Governor Recognizes E Ola Pono Campaign Winners: February is Declared “E Ola Pono Campaign Month”
Governor Neil Abercrombie officially recognized four Hawai‘i public schools selected as winners for their first semester entries in this year’s annual E Ola Pono Campaign. The Governor also declared February as “E Ola Pono Campaign Month” in support of this program that encourages student-generated activities and projects that promote peace and pono at schools.
Winning 1st place $1000.00 awards are McKinley High School and Kainalu Elementary School, both located on O‘ahu. Waiākea Elementary School in Hilo on Hawai‘i Island placed 2nd in the elementary division, receiving $500.00. These monetary awards are provided to support ongoing efforts of schools to “grow pono” and become even safer, more nurturing places to learn.
McKinley High School students shared about their new Pono Project, a student group that meets twice a month. The purpose of this project is to motivate and inspire students to connect with Hawaiian culture, build deeper reasons to learn, develop more respect for self and others, and work with peers to do community service, overcome challenges, and achieve common goals. Activities Coordinator April Nakamura and Counselors Mr. Oshiro and Mr. Cummings advised and guided the start up of McKinley’s Pono Project, and they continue to support the student leaders who are planning the group activities. Field trips and motivating speakers have provided engaging experiences that have helped participants become better connected to their peers and community. Student reflections expressed deep felt appreciation for the project, each other, and the special places they have volunteered at.

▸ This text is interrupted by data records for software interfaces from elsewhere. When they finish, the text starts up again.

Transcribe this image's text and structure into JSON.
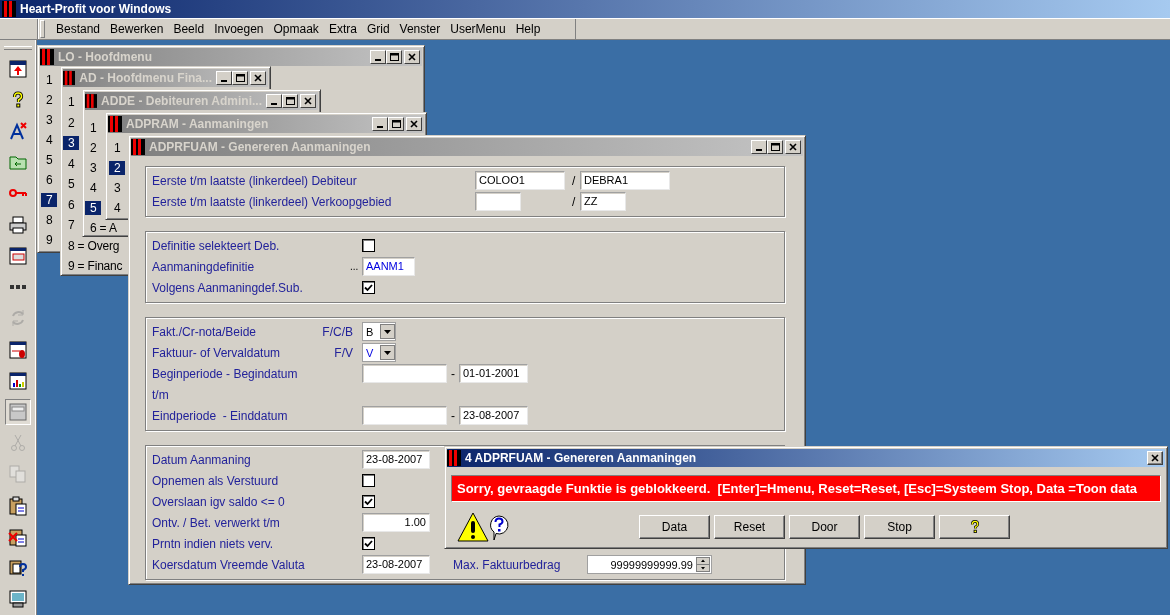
{
  "app": {
    "title": "Heart-Profit voor Windows",
    "active": true
  },
  "menu": [
    {
      "label": "Bestand"
    },
    {
      "label": "Bewerken"
    },
    {
      "label": "Beeld"
    },
    {
      "label": "Invoegen"
    },
    {
      "label": "Opmaak"
    },
    {
      "label": "Extra"
    },
    {
      "label": "Grid"
    },
    {
      "label": "Venster"
    },
    {
      "label": "UserMenu"
    },
    {
      "label": "Help"
    }
  ],
  "toolbar": [
    {
      "kind": "window-up",
      "disabled": false,
      "pressed": false
    },
    {
      "kind": "help",
      "disabled": false,
      "pressed": false
    },
    {
      "kind": "font-delete",
      "disabled": false,
      "pressed": false
    },
    {
      "kind": "folder",
      "disabled": false,
      "pressed": false
    },
    {
      "kind": "key",
      "disabled": false,
      "pressed": false
    },
    {
      "kind": "printer",
      "disabled": false,
      "pressed": false
    },
    {
      "kind": "window-list",
      "disabled": false,
      "pressed": false
    },
    {
      "kind": "dots",
      "disabled": false,
      "pressed": false
    },
    {
      "kind": "refresh",
      "disabled": true,
      "pressed": false
    },
    {
      "kind": "window-mouse",
      "disabled": false,
      "pressed": false
    },
    {
      "kind": "chart",
      "disabled": false,
      "pressed": false
    },
    {
      "kind": "window",
      "disabled": false,
      "pressed": true
    },
    {
      "kind": "scissors",
      "disabled": true,
      "pressed": false
    },
    {
      "kind": "copy",
      "disabled": true,
      "pressed": false
    },
    {
      "kind": "paste",
      "disabled": false,
      "pressed": false
    },
    {
      "kind": "paste-delete",
      "disabled": false,
      "pressed": false
    },
    {
      "kind": "paste-help",
      "disabled": false,
      "pressed": false
    },
    {
      "kind": "monitor",
      "disabled": false,
      "pressed": false
    }
  ],
  "windows": [
    {
      "title": "LO - Hoofdmenu",
      "active": false,
      "items": [
        {
          "label": "1",
          "selected": false
        },
        {
          "label": "2",
          "selected": false
        },
        {
          "label": "3",
          "selected": false
        },
        {
          "label": "4",
          "selected": false
        },
        {
          "label": "5",
          "selected": false
        },
        {
          "label": "6",
          "selected": false
        },
        {
          "label": "7",
          "selected": true
        },
        {
          "label": "8",
          "selected": false
        },
        {
          "label": "9",
          "selected": false
        }
      ]
    },
    {
      "title": "AD - Hoofdmenu Fina...",
      "active": false,
      "items": [
        {
          "label": "1",
          "selected": false
        },
        {
          "label": "2",
          "selected": false
        },
        {
          "label": "3",
          "selected": true
        },
        {
          "label": "4",
          "selected": false
        },
        {
          "label": "5",
          "selected": false
        },
        {
          "label": "6",
          "selected": false
        },
        {
          "label": "7",
          "selected": false
        },
        {
          "label": "8 = Overg",
          "selected": false
        },
        {
          "label": "9 = Financ",
          "selected": false
        }
      ]
    },
    {
      "title": "ADDE - Debiteuren Admini...",
      "active": false,
      "items": [
        {
          "label": "1",
          "selected": false
        },
        {
          "label": "2",
          "selected": false
        },
        {
          "label": "3",
          "selected": false
        },
        {
          "label": "4",
          "selected": false
        },
        {
          "label": "5",
          "selected": true
        },
        {
          "label": "6 = A",
          "selected": false
        }
      ]
    },
    {
      "title": "ADPRAM - Aanmaningen",
      "active": false,
      "items": [
        {
          "label": "1",
          "selected": false
        },
        {
          "label": "2",
          "selected": true
        },
        {
          "label": "3",
          "selected": false
        },
        {
          "label": "4",
          "selected": false
        }
      ]
    }
  ],
  "form_window": {
    "title": "ADPRFUAM - Genereren Aanmaningen",
    "active": false,
    "groups": [
      {
        "rows": [
          {
            "kind": "range",
            "label": "Eerste t/m laatste (linkerdeel) Debiteur",
            "from": "COLOO1",
            "separator": "/",
            "to": "DEBRA1"
          },
          {
            "kind": "range",
            "label": "Eerste t/m laatste (linkerdeel) Verkoopgebied",
            "separator": "/",
            "to": "ZZ"
          }
        ]
      },
      {
        "rows": [
          {
            "kind": "checkbox",
            "label": "Definitie selekteert Deb.",
            "checked": false
          },
          {
            "kind": "lookup",
            "label": "Aanmaningdefinitie",
            "prefix": "...",
            "value": "AANM1",
            "highlighted": true
          },
          {
            "kind": "checkbox",
            "label": "Volgens Aanmaningdef.Sub.",
            "checked": true
          }
        ]
      },
      {
        "rows": [
          {
            "kind": "combo",
            "label": "Fakt./Cr-nota/Beide",
            "code": "F/C/B",
            "value": "B",
            "highlighted": false
          },
          {
            "kind": "combo",
            "label": "Faktuur- of Vervaldatum",
            "code": "F/V",
            "value": "V",
            "highlighted": true
          },
          {
            "kind": "period",
            "label": "Beginperiode - Begindatum",
            "separator": "-",
            "to": "01-01-2001"
          },
          {
            "kind": "text",
            "label": "t/m"
          },
          {
            "kind": "period",
            "label": "Eindperiode  - Einddatum",
            "separator": "-",
            "to": "23-08-2007"
          }
        ]
      },
      {
        "rows": [
          {
            "kind": "field",
            "label": "Datum Aanmaning",
            "value": "23-08-2007"
          },
          {
            "kind": "checkbox",
            "label": "Opnemen als Verstuurd",
            "checked": false
          },
          {
            "kind": "checkbox",
            "label": "Overslaan igv saldo <= 0",
            "checked": true
          },
          {
            "kind": "number",
            "label": "Ontv. / Bet. verwerkt t/m",
            "value": "1.00"
          },
          {
            "kind": "checkbox",
            "label": "Prntn indien niets verv.",
            "checked": true
          },
          {
            "kind": "field",
            "label": "Koersdatum Vreemde Valuta",
            "value": "23-08-2007",
            "extra": {
              "kind": "spinner",
              "label": "Max. Faktuurbedrag",
              "value": "99999999999.99"
            }
          }
        ]
      }
    ]
  },
  "dialog": {
    "title": "4 ADPRFUAM - Genereren Aanmaningen",
    "active": true,
    "message": "Sorry, gevraagde Funktie is geblokkeerd.  [Enter]=Hmenu, Reset=Reset, [Esc]=Systeem Stop, Data =Toon data",
    "buttons": [
      {
        "kind": "text",
        "label": "Data"
      },
      {
        "kind": "text",
        "label": "Reset"
      },
      {
        "kind": "text",
        "label": "Door"
      },
      {
        "kind": "text",
        "label": "Stop"
      },
      {
        "kind": "help"
      }
    ]
  }
}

Kainalu Elementary School’s Campaign entry was their “Room C Special Friends Program”, run by teacher Shann Peterson. Participating upper elementary students use their recess time to get to know and play with medically fragile students and those with multiple disabilities.

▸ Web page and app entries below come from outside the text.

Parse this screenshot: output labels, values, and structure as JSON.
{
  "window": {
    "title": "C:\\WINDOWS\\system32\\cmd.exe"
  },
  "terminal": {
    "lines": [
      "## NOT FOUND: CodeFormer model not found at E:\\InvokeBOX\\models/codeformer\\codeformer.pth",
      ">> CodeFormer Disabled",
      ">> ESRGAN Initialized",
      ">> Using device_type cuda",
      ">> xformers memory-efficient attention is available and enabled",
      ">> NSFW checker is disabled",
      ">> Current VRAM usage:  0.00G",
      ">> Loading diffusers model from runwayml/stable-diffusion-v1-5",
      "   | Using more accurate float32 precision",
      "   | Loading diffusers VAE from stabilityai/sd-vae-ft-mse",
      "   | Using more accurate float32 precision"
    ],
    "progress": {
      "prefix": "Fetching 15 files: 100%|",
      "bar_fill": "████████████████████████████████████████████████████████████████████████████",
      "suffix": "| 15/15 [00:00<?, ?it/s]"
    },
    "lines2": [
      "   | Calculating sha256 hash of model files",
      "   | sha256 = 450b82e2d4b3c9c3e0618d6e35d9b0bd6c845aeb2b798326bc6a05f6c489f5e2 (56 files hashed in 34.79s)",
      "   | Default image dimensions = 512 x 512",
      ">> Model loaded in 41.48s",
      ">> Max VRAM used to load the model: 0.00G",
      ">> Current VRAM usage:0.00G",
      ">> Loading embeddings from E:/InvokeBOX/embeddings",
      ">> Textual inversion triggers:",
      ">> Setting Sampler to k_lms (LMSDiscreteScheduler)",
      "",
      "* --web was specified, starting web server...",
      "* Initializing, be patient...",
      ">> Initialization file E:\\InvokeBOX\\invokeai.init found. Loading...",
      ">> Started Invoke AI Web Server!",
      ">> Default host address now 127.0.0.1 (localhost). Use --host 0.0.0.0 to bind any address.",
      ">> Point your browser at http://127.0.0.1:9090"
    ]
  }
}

Volunteers from grades 4-6 work together with the common purpose of helping these students who face unique challenges in life. According to Peterson, “All students are considered equal members of Special Friends!” The teacher has observed that learning occurs for all participants. “I count myself lucky to have the privilege to witness the development of relationships that naturally occur and reveal themselves, over time,” she added. Ms. Peterson first learned about the Special Friends Program in 1981 when she was a student teacher at Kainalu Elementary.
At Waiākea Elementary School, Activities Coordinator Hallie Adolf asked the student council what things made them happy at school and what things made them unhappy. The group then talked about what worked at their school that reinforced positive behavior. Video clips about “pono” were viewed to see what other students were doing.

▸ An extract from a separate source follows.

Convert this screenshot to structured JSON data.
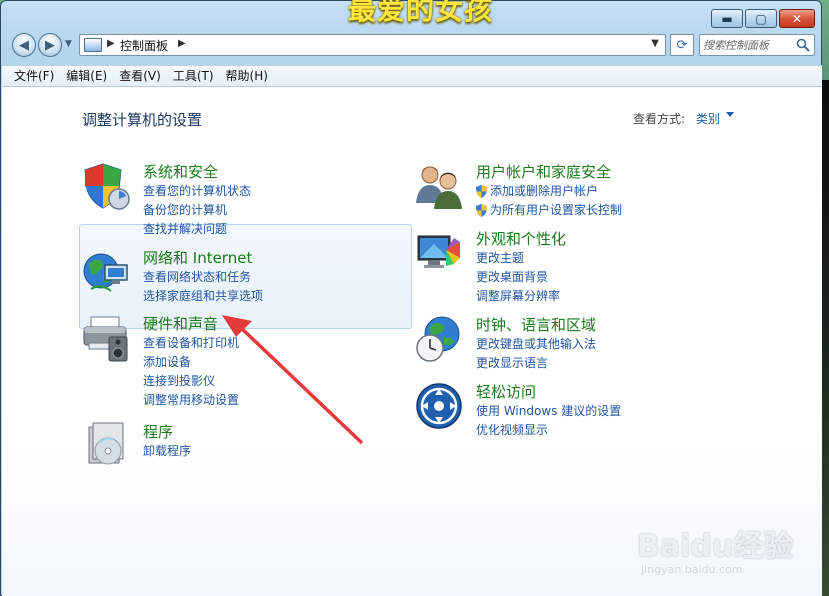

The Waiākea Student Council came up with the idea to film five skits that show things they don’t like at school and what to do about them. Student reflections shared that these council members are learning about acting, felt all the videos they watched had good messages, and are considering involving more students by doing a school play.
Kualapu‘u Elementary Public Conversion Charter School on the Island of Moloka‘i’s campaign entry by Diane Abraham’s 4th grade class was recognized with an Honorable Mention for the 1st Semester E Ola Pono Campaign 2011-2012 round. Their Moloka‘i Keiki Malama Ka ‘Aina beach clean up of Dixie Maru Beach was their campaign to “walk the talk” of being pono with the ‘aina and the beaches. They researched the biodegradability of all the rubbish and published articles about their campaign in the Moloka‘i dispatch.
Diane Abraham reflects, “Our purpose was foremost to teach our students to create a litter-free and clean, healthy environment on our island of Molokai, even and especially if we ourselves did not create the litter. If we are to be pono, we have to live pono with the aina, the land and our beaches. Another purpose is to inform the community via the local media—newspaper and public television—about our youths’ effort in ‘walking the walk, not just talking the talk.’”
The 4th grade students reflected, “Our class learned a lot from our beach and community clean-ups. We were amazed, and disgusted, at how much people just tossed around to litter our aina. That is so NOT pono! After our beach clean-up, we took the rubblish and made “gartbage”, that is, we made a sculpture out of the garbage. We also recycled everything we could. After both of our clean-ups on the beach and in the community, we wrote articles to our newspaper about what we did, to hope that others on our island would be pono, and keep our home and our ‘aina clean, and not trash it.”
In his proclamation that identifies February as “E Ola Pono Campaign Month”, Governor Abercrombie asks the people of the Aloha State to join in the efforts of the E Ola Pono Campaign by understanding the importance of being pono and working toward improving the social/emotional environment at schools. The Proclamation signing occurred on Monday, February 6, 2012, with students, staff, and parents of participants in attendance.
Learn more about the E Ola Pono Campaign and how schools can join this statewide effort to improve the social/emotional environment of their school.
The deadline for second semester Campaign entries is May 11, 2012.